“So when looking for a coalition partner you must look for a partner who
is going to be able to cover that gap. What value are they going to add
when we have been winning consistently? You can’t look for a partner who
will come and disturb where you have won consistently since 2000.
“What value are they going to add? In a coalition, you must want value
addition to what you already have. You don’t want someone who will come
and disturb what we already have.
“What we don’t have right now is Mashonaland and that is where we need a
strong coalition partner and that is the only way we can be able to remove
Zanu PF,” added Khupe.
MDC insiders have previously said its leader Morgan Tsvangirai is on the
verge of sealing a historic pact with Ncube, and the leader of the
Zimbabwe People First (ZPF), Joice Mujuru – with whom he has been meeting
behind the scenes over the past few months.
Ncube yesterday said it was retrogressive to send conflicting signals of
the mooted coalition.
“Those responsible for preventing others to walk away from the 2008
coalition agreement need be careful that they are not seen today to be

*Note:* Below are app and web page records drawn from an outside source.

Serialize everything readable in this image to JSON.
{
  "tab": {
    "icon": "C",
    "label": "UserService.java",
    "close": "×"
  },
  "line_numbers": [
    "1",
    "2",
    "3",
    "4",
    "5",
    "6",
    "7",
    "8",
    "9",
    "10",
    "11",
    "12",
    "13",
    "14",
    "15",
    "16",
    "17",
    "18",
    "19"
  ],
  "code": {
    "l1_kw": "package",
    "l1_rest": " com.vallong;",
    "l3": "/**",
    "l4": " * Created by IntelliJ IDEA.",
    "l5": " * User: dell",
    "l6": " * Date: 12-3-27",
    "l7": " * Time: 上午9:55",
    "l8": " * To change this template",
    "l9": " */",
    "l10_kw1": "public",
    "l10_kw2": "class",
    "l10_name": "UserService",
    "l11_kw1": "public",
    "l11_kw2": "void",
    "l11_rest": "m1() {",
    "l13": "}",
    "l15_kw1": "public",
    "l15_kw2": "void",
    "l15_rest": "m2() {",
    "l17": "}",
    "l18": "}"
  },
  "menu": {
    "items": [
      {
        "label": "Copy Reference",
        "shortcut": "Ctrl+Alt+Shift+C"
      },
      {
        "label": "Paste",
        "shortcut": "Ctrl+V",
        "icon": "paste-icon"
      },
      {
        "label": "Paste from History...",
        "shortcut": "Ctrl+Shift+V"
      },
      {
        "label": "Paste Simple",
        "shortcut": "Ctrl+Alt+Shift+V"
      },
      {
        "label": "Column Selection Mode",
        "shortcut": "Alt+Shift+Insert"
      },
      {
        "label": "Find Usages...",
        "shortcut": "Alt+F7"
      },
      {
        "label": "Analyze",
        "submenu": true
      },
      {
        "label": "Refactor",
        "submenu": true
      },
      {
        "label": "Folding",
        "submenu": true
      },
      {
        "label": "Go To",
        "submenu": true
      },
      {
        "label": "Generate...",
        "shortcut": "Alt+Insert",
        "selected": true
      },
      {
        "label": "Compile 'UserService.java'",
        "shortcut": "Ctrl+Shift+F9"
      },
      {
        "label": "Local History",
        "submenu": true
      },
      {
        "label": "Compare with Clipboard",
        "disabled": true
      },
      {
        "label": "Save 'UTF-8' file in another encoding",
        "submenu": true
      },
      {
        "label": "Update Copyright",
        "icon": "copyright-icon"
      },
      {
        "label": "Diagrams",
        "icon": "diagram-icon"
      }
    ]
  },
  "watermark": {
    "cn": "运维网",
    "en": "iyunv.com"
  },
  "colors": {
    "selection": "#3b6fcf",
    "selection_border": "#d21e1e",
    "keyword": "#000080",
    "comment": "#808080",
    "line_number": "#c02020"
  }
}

working against the clear public sentiment that we must all do everything
in our power to give the people of this country a fighting chance to
remove the Zanu PF regime from power in 2018,” his party’s spokesperson,
Kurauone Chihwayi, told the Daily News.
“We would have thought that some basic common sense understanding will
reveal to anyone involved in our politics that winning Parliamentary seats
in whatever parts of the country and whatever quantities, is wholly
irrelevant to the primary question of garnering the requisite number of
votes for the presidential candidate which is what is required to cause a
change of government.”
Tsvangirai’s spokesperson Luke Tamborinyoka has also revealed that the MDC
leader was warned that some of his lieutenants may want to fight the
alliance, not for any objective reason but for subjective motivations
driven by selfish and personal interests to do with positions.
Last week, during the tour of Matabeleland North, Tsvangirai was told by
traditional leaders and ordinary villagers that there was a strong
likelihood that Mugabe and Zanu PF would use some of the smaller
opposition parties to destabilise the mooted coalition alliance.
Last year, Tsvangirai also told diplomats that he was wary of the “real
prospects” of the panicking ruling Zanu PF using some of the country’s
smaller opposition parties to put spanners in the works of a viable grand
“Once again on this issue, Your Excellencies, you must understand that we
reserve our right to determine who we will work with.
“There are about 42 political parties in the country, some of them
deliberately created by Zanu PF to muddy the political waters.
“Some of them are not even institutions in the true sense of the word.
“We will do our own necessary diligence checks before we work with
anyone,” the MDC leader told the diplomats.